The Los Angeles Lakers have successfully completed the first two phases of the NBA offseason. In May, they obtained the number two pick in the lottery and in June used that pick to select Brandon Ingram. Not only does Ingram fill a large void at the small forward position, but many observers considered him the best player in the draft.
Despite the positive vibes so far, due in part to the hiring of new head coach Luke Walton, the real key to the team’s immediate future will begin July 1 with the start of free agency. This is the time of year when proven NBA talent can move from one team to another at the player’s election.
There are two directions the Lakers can take. They can decide that the current young players under contract will start and be featured, and look to add proven veterans to come off the bench in a supporting role. Or they can shake up the starting lineup by signing top-tier free agents.
Of course, it has been well documented that in recent years the Lakers were rejected by almost all of the free agents they really wanted. This summer, two of the top players in the league, LeBron James and Kevin Durant, are both available; but unlike the Lakers of the past, who were almost everyone’s most desired destination, it is silly to think that either player would give any serious thought to joining the team in its current state.
Still, there are other top-tier players available this summer, and the Lakers have many holes to fill. Here is a position-by-position analysis of what the Lakers need and who might be in line to meet such needs:
Assuming Jordan Clarkson re-signs, the Lakers have only three guards on the roster: Clarkson, Lou Williams, and D’Angelo Russell (it is questionable whether Nick Young will return). They will need at least one more guard, and more likely two. If Clarkson is going to start at the “2” position, with Williams in reserve, the Lakers will for sure add at least one more point guard.
The best point guards available in free agency are Mike Conley, a smart all-around player who will be in high demand; and Rajon Rondo, who had a comeback season with the Sacramento Kings where he led the league in assists. Other interesting options include Ty Lawson, still only 28, a former star who virtually destroyed the Lakers until two years ago when off-the-court trouble led to a steep decline in his reputation and performance.
There is also Deron Williams, who in his prime was often linked to the Lakers but whose talent declined as injuries mounted. The team could also bring back former Laker Jordan Farmar, who was playing abroad until a fairly successful return to the league mid-season. Steve Blake is another purple and gold veteran who could return although at 36 he is nearing the end of his career. Ramon Sessions, who infamously bolted from the team after one partial season and Marcelo Huertas, who played fairly well in a very limited role last season, are both options as well.

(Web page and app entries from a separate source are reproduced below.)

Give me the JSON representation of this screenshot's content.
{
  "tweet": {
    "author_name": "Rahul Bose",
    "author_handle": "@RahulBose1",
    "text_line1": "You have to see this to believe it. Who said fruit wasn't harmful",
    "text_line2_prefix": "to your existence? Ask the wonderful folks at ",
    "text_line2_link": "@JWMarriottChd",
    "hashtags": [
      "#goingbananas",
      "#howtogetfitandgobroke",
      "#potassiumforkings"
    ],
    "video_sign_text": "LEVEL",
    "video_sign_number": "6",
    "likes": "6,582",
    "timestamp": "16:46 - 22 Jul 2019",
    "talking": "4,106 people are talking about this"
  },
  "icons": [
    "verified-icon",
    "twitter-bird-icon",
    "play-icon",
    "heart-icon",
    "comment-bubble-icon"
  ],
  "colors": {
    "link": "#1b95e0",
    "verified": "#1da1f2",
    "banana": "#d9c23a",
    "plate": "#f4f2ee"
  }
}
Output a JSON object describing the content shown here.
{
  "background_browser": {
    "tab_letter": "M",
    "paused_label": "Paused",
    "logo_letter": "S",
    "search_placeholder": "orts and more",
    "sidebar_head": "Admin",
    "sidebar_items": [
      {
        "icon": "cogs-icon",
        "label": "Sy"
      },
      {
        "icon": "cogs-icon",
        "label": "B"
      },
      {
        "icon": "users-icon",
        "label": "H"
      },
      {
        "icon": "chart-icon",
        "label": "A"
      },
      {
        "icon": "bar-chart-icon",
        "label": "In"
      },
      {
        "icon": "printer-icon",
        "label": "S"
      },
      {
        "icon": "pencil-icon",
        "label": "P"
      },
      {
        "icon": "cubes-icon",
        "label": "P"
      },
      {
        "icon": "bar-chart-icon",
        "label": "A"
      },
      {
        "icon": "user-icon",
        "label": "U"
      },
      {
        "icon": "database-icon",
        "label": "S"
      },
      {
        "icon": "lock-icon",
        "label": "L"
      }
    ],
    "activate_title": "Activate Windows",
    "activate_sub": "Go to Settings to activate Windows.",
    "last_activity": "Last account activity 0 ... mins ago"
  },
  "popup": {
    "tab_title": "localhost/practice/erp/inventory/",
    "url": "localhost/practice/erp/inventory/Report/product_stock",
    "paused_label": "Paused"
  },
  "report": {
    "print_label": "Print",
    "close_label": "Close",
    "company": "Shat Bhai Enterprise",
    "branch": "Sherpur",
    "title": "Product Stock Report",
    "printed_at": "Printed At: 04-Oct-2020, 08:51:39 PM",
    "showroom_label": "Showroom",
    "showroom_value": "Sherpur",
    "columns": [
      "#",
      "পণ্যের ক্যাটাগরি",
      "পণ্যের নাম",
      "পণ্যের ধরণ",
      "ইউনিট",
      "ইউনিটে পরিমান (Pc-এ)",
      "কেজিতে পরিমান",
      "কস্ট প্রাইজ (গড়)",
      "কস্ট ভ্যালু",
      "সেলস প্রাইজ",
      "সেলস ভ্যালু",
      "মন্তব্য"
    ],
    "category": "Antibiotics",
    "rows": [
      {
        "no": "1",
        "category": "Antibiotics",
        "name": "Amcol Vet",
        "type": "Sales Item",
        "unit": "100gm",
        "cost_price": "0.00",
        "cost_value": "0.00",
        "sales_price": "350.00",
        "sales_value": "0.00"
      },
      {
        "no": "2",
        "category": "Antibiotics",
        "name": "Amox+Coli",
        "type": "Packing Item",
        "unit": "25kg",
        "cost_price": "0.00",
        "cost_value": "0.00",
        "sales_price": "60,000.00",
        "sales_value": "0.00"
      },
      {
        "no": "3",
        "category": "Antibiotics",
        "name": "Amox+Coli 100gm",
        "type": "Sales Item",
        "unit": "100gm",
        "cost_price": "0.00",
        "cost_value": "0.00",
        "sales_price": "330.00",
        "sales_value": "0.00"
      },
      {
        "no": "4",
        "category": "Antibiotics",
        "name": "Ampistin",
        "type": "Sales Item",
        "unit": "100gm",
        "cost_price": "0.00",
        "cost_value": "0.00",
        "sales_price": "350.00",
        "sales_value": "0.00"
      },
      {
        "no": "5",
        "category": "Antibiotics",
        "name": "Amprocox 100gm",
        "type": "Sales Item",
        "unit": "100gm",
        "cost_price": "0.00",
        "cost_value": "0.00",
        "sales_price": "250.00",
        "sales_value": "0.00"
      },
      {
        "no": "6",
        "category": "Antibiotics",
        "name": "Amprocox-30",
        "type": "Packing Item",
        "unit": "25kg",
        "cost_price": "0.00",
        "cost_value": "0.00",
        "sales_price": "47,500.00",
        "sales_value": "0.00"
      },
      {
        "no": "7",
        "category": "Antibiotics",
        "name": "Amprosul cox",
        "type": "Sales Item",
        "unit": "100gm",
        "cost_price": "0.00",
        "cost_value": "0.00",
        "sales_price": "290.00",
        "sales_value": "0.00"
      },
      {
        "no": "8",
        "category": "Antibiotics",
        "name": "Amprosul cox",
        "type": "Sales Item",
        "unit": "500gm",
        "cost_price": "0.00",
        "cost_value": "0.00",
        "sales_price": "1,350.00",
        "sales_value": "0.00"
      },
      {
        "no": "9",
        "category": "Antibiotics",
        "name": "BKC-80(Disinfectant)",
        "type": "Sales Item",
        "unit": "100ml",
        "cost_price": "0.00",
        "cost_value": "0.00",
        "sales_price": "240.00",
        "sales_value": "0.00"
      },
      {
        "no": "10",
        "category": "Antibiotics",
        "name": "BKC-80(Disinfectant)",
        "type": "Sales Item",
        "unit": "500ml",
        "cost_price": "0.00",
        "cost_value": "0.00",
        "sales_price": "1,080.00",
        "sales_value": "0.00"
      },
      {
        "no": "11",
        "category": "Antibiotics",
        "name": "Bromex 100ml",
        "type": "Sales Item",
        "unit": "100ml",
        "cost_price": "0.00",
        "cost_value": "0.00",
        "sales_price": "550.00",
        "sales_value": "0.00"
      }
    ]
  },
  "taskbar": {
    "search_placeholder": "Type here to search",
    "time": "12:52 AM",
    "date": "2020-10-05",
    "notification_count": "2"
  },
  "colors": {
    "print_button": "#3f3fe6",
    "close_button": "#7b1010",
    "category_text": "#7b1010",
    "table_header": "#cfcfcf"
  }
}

If the team is looking to sign a shooting guard, the expensive option is DeMar DeRozan, an Eastern Conference All-Star who does not shoot well from the outside but is still a prolific scorer. Other viable options include former Laker Kent Bazemore (who can also play small forward); former UCLA Bruin Aaron Affalo, a solid two-way player; Eric Gordon, a 27 year old sharpshooter who is often injured; Courtney Lee; O.J. Mayo; Mario Chalmers; and Lance Stephenson, who looked like a rising star for the Indiana Pacers two years ago whose talent has declined in short subsequent stints with three other teams.
The Lakers are set at power forward with Julius Randle and Larry Nance, Jr. However, at small forward, there is only the inexperienced Ingram and Anthony Brown, so it is likely the team will look to add a veteran. The number one target is Nicolas Batum, who will be coveted by many teams. Harrison Barnes has been discussed for months, but putting aside his awful play in the recent NBA finals, he is a restricted free agent, would be a very expensive option, and may not make sense at age 24 since he plays the same position as Ingram.
Finally, there is the center position, which will attract the most attention this summer. Putting aside Ivica Zubac, the Lakers recent second-round draft choice, the Lakers will need to find two centers this summer. The number one option would likely be 22-year-old Andre Drummond, but he is restricted and will very likely re-sign with the Detroit Pistons. The next choice would be between Al Horford, Hassan Whiteside, and the oft-injured but very talented Joakim Noah. The competition for these three unrestricted free agents will be intense.
There are other intriguing possibilities, including obvious names like Festus Ezeli and Bismack Biyombo, who at age 23 is the most attractive option of the two. Former Lakers Pau Gasol and Dwight Howard are also available. There are some who would like to see team holdover Tarik Black get a legitimate shot at the backup center position.
With all these possibilities, the first part of July is going to be a very active and exciting period for the Lakers. They have the most cap space of any team in the league, but the burning question for months has been, will any of the top free agents be willing to take their money? The answer to that question will have a major impact on the team’s fortunes for the next couple of years.